[Excerpts from an interface dataset]
══════════════════════════════

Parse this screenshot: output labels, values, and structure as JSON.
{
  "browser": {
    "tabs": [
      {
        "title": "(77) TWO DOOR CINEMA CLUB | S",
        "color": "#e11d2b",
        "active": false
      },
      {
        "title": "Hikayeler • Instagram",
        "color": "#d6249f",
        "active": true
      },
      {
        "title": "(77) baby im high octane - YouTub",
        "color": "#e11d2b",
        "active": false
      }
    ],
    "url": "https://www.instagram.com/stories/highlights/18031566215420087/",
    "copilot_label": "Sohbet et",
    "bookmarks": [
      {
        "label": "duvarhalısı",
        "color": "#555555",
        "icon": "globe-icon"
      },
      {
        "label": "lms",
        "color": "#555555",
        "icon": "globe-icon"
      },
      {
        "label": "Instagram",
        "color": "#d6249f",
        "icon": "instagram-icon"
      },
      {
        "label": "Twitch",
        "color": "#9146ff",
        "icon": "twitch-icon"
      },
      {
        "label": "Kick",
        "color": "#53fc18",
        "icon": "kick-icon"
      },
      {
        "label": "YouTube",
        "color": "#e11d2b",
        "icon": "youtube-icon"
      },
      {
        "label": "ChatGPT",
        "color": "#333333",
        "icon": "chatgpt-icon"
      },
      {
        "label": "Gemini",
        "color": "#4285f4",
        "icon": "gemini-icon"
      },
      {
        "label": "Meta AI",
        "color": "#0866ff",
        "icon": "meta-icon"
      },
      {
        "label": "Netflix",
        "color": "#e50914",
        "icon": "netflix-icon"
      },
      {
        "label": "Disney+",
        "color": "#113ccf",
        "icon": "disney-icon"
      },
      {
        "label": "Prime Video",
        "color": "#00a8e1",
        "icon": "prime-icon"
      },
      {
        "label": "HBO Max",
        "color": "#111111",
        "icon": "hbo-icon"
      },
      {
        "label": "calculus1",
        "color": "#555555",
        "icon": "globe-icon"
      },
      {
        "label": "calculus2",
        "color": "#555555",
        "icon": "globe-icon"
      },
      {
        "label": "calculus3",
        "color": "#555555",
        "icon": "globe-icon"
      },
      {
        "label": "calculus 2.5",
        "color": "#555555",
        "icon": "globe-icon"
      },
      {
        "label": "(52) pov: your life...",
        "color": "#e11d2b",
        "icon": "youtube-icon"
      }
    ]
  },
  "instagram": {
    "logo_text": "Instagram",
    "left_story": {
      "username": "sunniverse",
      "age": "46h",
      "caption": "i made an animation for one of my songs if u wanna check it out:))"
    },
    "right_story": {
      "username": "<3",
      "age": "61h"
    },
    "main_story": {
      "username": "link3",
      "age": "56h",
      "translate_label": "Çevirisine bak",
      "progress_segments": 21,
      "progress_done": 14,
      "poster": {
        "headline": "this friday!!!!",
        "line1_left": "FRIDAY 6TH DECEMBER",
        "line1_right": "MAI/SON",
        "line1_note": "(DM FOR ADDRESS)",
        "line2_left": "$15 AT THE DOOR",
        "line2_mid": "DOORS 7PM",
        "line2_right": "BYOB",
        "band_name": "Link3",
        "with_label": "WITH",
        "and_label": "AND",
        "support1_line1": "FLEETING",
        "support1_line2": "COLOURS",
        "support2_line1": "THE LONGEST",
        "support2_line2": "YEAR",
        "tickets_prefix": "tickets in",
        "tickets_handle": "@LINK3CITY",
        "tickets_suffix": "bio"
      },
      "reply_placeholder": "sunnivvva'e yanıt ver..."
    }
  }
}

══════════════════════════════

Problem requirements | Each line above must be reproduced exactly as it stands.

Response area |
Parse this screenshot: output labels, values, and structure as JSON.
{
  "browser": {
    "tabs": [
      {
        "title": "(77) TWO DOOR CINEMA CLUB | S",
        "color": "#e11d2b",
        "active": false
      },
      {
        "title": "Hikayeler • Instagram",
        "color": "#d6249f",
        "active": true
      },
      {
        "title": "(77) baby im high octane - YouTub",
        "color": "#e11d2b",
        "active": false
      }
    ],
    "url": "https://www.instagram.com/stories/highlights/18031566215420087/",
    "copilot_label": "Sohbet et",
    "bookmarks": [
      {
        "label": "duvarhalısı",
        "color": "#555555",
        "icon": "globe-icon"
      },
      {
        "label": "lms",
        "color": "#555555",
        "icon": "globe-icon"
      },
      {
        "label": "Instagram",
        "color": "#d6249f",
        "icon": "instagram-icon"
      },
      {
        "label": "Twitch",
        "color": "#9146ff",
        "icon": "twitch-icon"
      },
      {
        "label": "Kick",
        "color": "#53fc18",
        "icon": "kick-icon"
      },
      {
        "label": "YouTube",
        "color": "#e11d2b",
        "icon": "youtube-icon"
      },
      {
        "label": "ChatGPT",
        "color": "#333333",
        "icon": "chatgpt-icon"
      },
      {
        "label": "Gemini",
        "color": "#4285f4",
        "icon": "gemini-icon"
      },
      {
        "label": "Meta AI",
        "color": "#0866ff",
        "icon": "meta-icon"
      },
      {
        "label": "Netflix",
        "color": "#e50914",
        "icon": "netflix-icon"
      },
      {
        "label": "Disney+",
        "color": "#113ccf",
        "icon": "disney-icon"
      },
      {
        "label": "Prime Video",
        "color": "#00a8e1",
        "icon": "prime-icon"
      },
      {
        "label": "HBO Max",
        "color": "#111111",
        "icon": "hbo-icon"
      },
      {
        "label": "calculus1",
        "color": "#555555",
        "icon": "globe-icon"
      },
      {
        "label": "calculus2",
        "color": "#555555",
        "icon": "globe-icon"
      },
      {
        "label": "calculus3",
        "color": "#555555",
        "icon": "globe-icon"
      },
      {
        "label": "calculus 2.5",
        "color": "#555555",
        "icon": "globe-icon"
      },
      {
        "label": "(52) pov: your life...",
        "color": "#e11d2b",
        "icon": "youtube-icon"
      }
    ]
  },
  "instagram": {
    "logo_text": "Instagram",
    "left_story": {
      "username": "sunniverse",
      "age": "46h",
      "caption": "i made an animation for one of my songs if u wanna check it out:))"
    },
    "right_story": {
      "username": "<3",
      "age": "61h"
    },
    "main_story": {
      "username": "link3",
      "age": "56h",
      "translate_label": "Çevirisine bak",
      "progress_segments": 21,
      "progress_done": 14,
      "poster": {
        "headline": "this friday!!!!",
        "line1_left": "FRIDAY 6TH DECEMBER",
        "line1_right": "MAI/SON",
        "line1_note": "(DM FOR ADDRESS)",
        "line2_left": "$15 AT THE DOOR",
        "line2_mid": "DOORS 7PM",
        "line2_right": "BYOB",
        "band_name": "Link3",
        "with_label": "WITH",
        "and_label": "AND",
        "support1_line1": "FLEETING",
        "support1_line2": "COLOURS",
        "support2_line1": "THE LONGEST",
        "support2_line2": "YEAR",
        "tickets_prefix": "tickets in",
        "tickets_handle": "@LINK3CITY",
        "tickets_suffix": "bio"
      },
      "reply_placeholder": "sunnivvva'e yanıt ver..."
    }
  }
}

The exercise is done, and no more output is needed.